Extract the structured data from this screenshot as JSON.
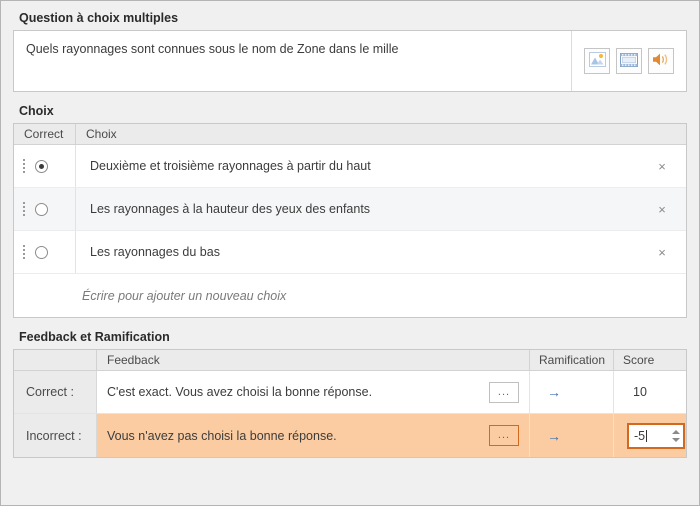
{
  "sections": {
    "question": {
      "title": "Question à choix multiples",
      "text": "Quels rayonnages sont connues sous le nom  de Zone dans le mille",
      "media_buttons": [
        {
          "name": "image-icon",
          "label": "Image"
        },
        {
          "name": "video-icon",
          "label": "Vidéo"
        },
        {
          "name": "audio-icon",
          "label": "Audio"
        }
      ]
    },
    "choices": {
      "title": "Choix",
      "columns": [
        "Correct",
        "Choix"
      ],
      "rows": [
        {
          "text": "Deuxième et troisième rayonnages à partir du haut",
          "correct": true,
          "delete_label": "×"
        },
        {
          "text": "Les rayonnages à la hauteur des yeux des enfants",
          "correct": false,
          "delete_label": "×"
        },
        {
          "text": "Les rayonnages du bas",
          "correct": false,
          "delete_label": "×"
        }
      ],
      "placeholder": "Écrire pour ajouter un nouveau choix"
    },
    "feedback": {
      "title": "Feedback et Ramification",
      "columns": [
        "",
        "Feedback",
        "Ramification",
        "Score"
      ],
      "rows": [
        {
          "label": "Correct :",
          "text": "C'est exact. Vous avez choisi la bonne réponse.",
          "ellipsis_label": "...",
          "branch_icon": "→",
          "score": "10",
          "highlighted": false
        },
        {
          "label": "Incorrect :",
          "text": "Vous n'avez pas choisi la bonne réponse.",
          "ellipsis_label": "...",
          "branch_icon": "→",
          "score": "-5",
          "highlighted": true
        }
      ]
    }
  },
  "colors": {
    "highlight": "#fbcca1",
    "focus_border": "#d2691e",
    "accent_blue": "#3f72b5",
    "panel_bg": "#f0f0f0"
  }
}
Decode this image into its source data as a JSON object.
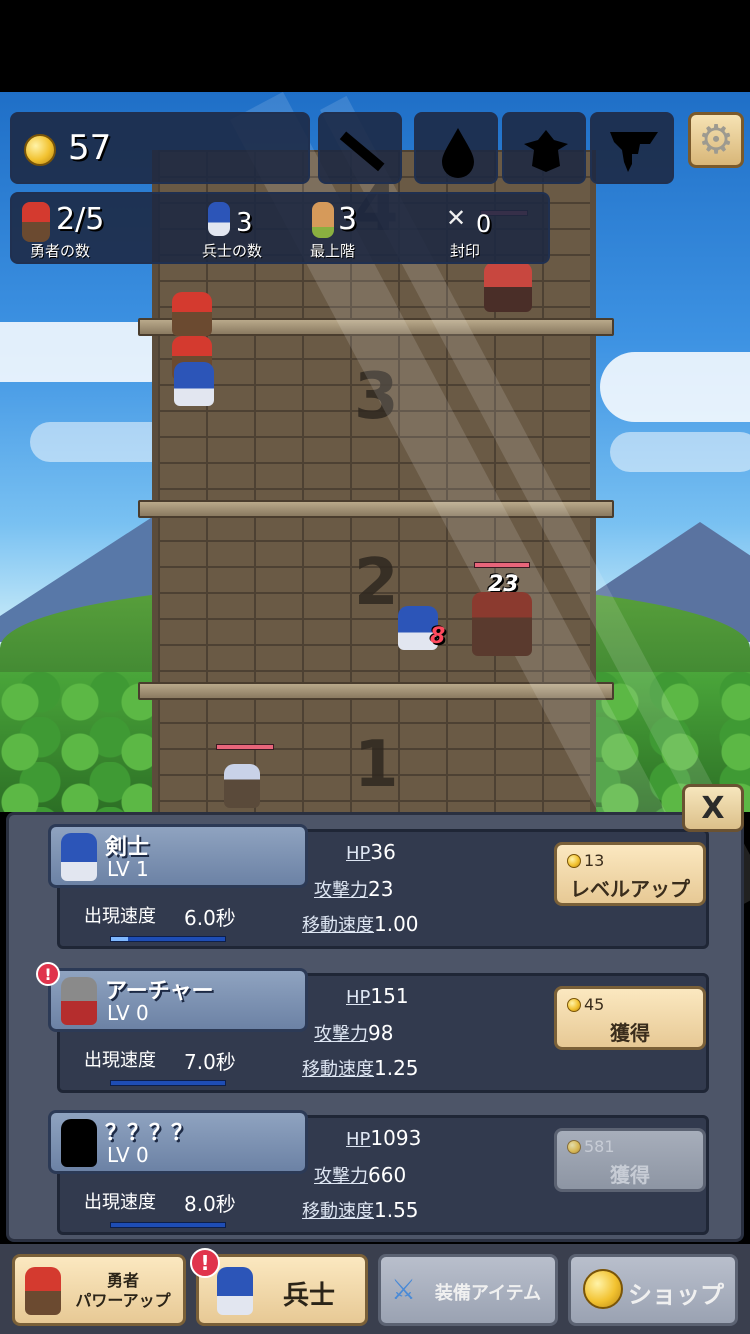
{
  "hud": {
    "coins": "57",
    "heroes": {
      "value": "2/5",
      "label": "勇者の数"
    },
    "soldiers": {
      "value": "3",
      "label": "兵士の数"
    },
    "top_floor": {
      "value": "3",
      "label": "最上階"
    },
    "seal": {
      "value": "0",
      "label": "封印"
    }
  },
  "tower": {
    "floors": [
      "4",
      "3",
      "2",
      "1"
    ],
    "damage_popups": [
      {
        "text": "23",
        "color": "#ffffff"
      },
      {
        "text": "8",
        "color": "#ff4a5e"
      }
    ]
  },
  "panel": {
    "close_label": "X",
    "units": [
      {
        "name": "剣士",
        "level": "LV 1",
        "hp_label": "HP",
        "hp": "36",
        "atk_label": "攻撃力",
        "atk": "23",
        "speed_label": "移動速度",
        "speed": "1.00",
        "spawn_label": "出現速度",
        "spawn": "6.0秒",
        "spawn_progress": 0.15,
        "cost": "13",
        "action": "レベルアップ",
        "enabled": true,
        "alert": false
      },
      {
        "name": "アーチャー",
        "level": "LV 0",
        "hp_label": "HP",
        "hp": "151",
        "atk_label": "攻撃力",
        "atk": "98",
        "speed_label": "移動速度",
        "speed": "1.25",
        "spawn_label": "出現速度",
        "spawn": "7.0秒",
        "spawn_progress": 0,
        "cost": "45",
        "action": "獲得",
        "enabled": true,
        "alert": true
      },
      {
        "name": "？？？？",
        "level": "LV 0",
        "hp_label": "HP",
        "hp": "1093",
        "atk_label": "攻撃力",
        "atk": "660",
        "speed_label": "移動速度",
        "speed": "1.55",
        "spawn_label": "出現速度",
        "spawn": "8.0秒",
        "spawn_progress": 0,
        "cost": "581",
        "action": "獲得",
        "enabled": false,
        "alert": false
      }
    ]
  },
  "nav": {
    "hero_power": "勇者\nパワーアップ",
    "soldier": "兵士",
    "equipment": "装備アイテム",
    "shop": "ショップ",
    "soldier_alert": "!"
  },
  "alert_mark": "!",
  "icons": [
    "sword-icon",
    "drop-icon",
    "goblin-icon",
    "tornado-icon",
    "gear-icon"
  ]
}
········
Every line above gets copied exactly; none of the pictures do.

Extract the structured data from this screenshot as JSON.
{
  "sections": {
    "question": {
      "title": "Question à choix multiples",
      "text": "Quels rayonnages sont connues sous le nom  de Zone dans le mille",
      "media_buttons": [
        {
          "name": "image-icon",
          "label": "Image"
        },
        {
          "name": "video-icon",
          "label": "Vidéo"
        },
        {
          "name": "audio-icon",
          "label": "Audio"
        }
      ]
    },
    "choices": {
      "title": "Choix",
      "columns": [
        "Correct",
        "Choix"
      ],
      "rows": [
        {
          "text": "Deuxième et troisième rayonnages à partir du haut",
          "correct": true,
          "delete_label": "×"
        },
        {
          "text": "Les rayonnages à la hauteur des yeux des enfants",
          "correct": false,
          "delete_label": "×"
        },
        {
          "text": "Les rayonnages du bas",
          "correct": false,
          "delete_label": "×"
        }
      ],
      "placeholder": "Écrire pour ajouter un nouveau choix"
    },
    "feedback": {
      "title": "Feedback et Ramification",
      "columns": [
        "",
        "Feedback",
        "Ramification",
        "Score"
      ],
      "rows": [
        {
          "label": "Correct :",
          "text": "C'est exact. Vous avez choisi la bonne réponse.",
          "ellipsis_label": "...",
          "branch_icon": "→",
          "score": "10",
          "highlighted": false
        },
        {
          "label": "Incorrect :",
          "text": "Vous n'avez pas choisi la bonne réponse.",
          "ellipsis_label": "...",
          "branch_icon": "→",
          "score": "-5",
          "highlighted": true
        }
      ]
    }
  },
  "colors": {
    "highlight": "#fbcca1",
    "focus_border": "#d2691e",
    "accent_blue": "#3f72b5",
    "panel_bg": "#f0f0f0"
  }
}
Decode this image into its source data as a JSON object.
{
  "hud": {
    "coins": "57",
    "heroes": {
      "value": "2/5",
      "label": "勇者の数"
    },
    "soldiers": {
      "value": "3",
      "label": "兵士の数"
    },
    "top_floor": {
      "value": "3",
      "label": "最上階"
    },
    "seal": {
      "value": "0",
      "label": "封印"
    }
  },
  "tower": {
    "floors": [
      "4",
      "3",
      "2",
      "1"
    ],
    "damage_popups": [
      {
        "text": "23",
        "color": "#ffffff"
      },
      {
        "text": "8",
        "color": "#ff4a5e"
      }
    ]
  },
  "panel": {
    "close_label": "X",
    "units": [
      {
        "name": "剣士",
        "level": "LV 1",
        "hp_label": "HP",
        "hp": "36",
        "atk_label": "攻撃力",
        "atk": "23",
        "speed_label": "移動速度",
        "speed": "1.00",
        "spawn_label": "出現速度",
        "spawn": "6.0秒",
        "spawn_progress": 0.15,
        "cost": "13",
        "action": "レベルアップ",
        "enabled": true,
        "alert": false
      },
      {
        "name": "アーチャー",
        "level": "LV 0",
        "hp_label": "HP",
        "hp": "151",
        "atk_label": "攻撃力",
        "atk": "98",
        "speed_label": "移動速度",
        "speed": "1.25",
        "spawn_label": "出現速度",
        "spawn": "7.0秒",
        "spawn_progress": 0,
        "cost": "45",
        "action": "獲得",
        "enabled": true,
        "alert": true
      },
      {
        "name": "？？？？",
        "level": "LV 0",
        "hp_label": "HP",
        "hp": "1093",
        "atk_label": "攻撃力",
        "atk": "660",
        "speed_label": "移動速度",
        "speed": "1.55",
        "spawn_label": "出現速度",
        "spawn": "8.0秒",
        "spawn_progress": 0,
        "cost": "581",
        "action": "獲得",
        "enabled": false,
        "alert": false
      }
    ]
  },
  "nav": {
    "hero_power": "勇者\nパワーアップ",
    "soldier": "兵士",
    "equipment": "装備アイテム",
    "shop": "ショップ",
    "soldier_alert": "!"
  },
  "alert_mark": "!",
  "icons": [
    "sword-icon",
    "drop-icon",
    "goblin-icon",
    "tornado-icon",
    "gear-icon"
  ]
}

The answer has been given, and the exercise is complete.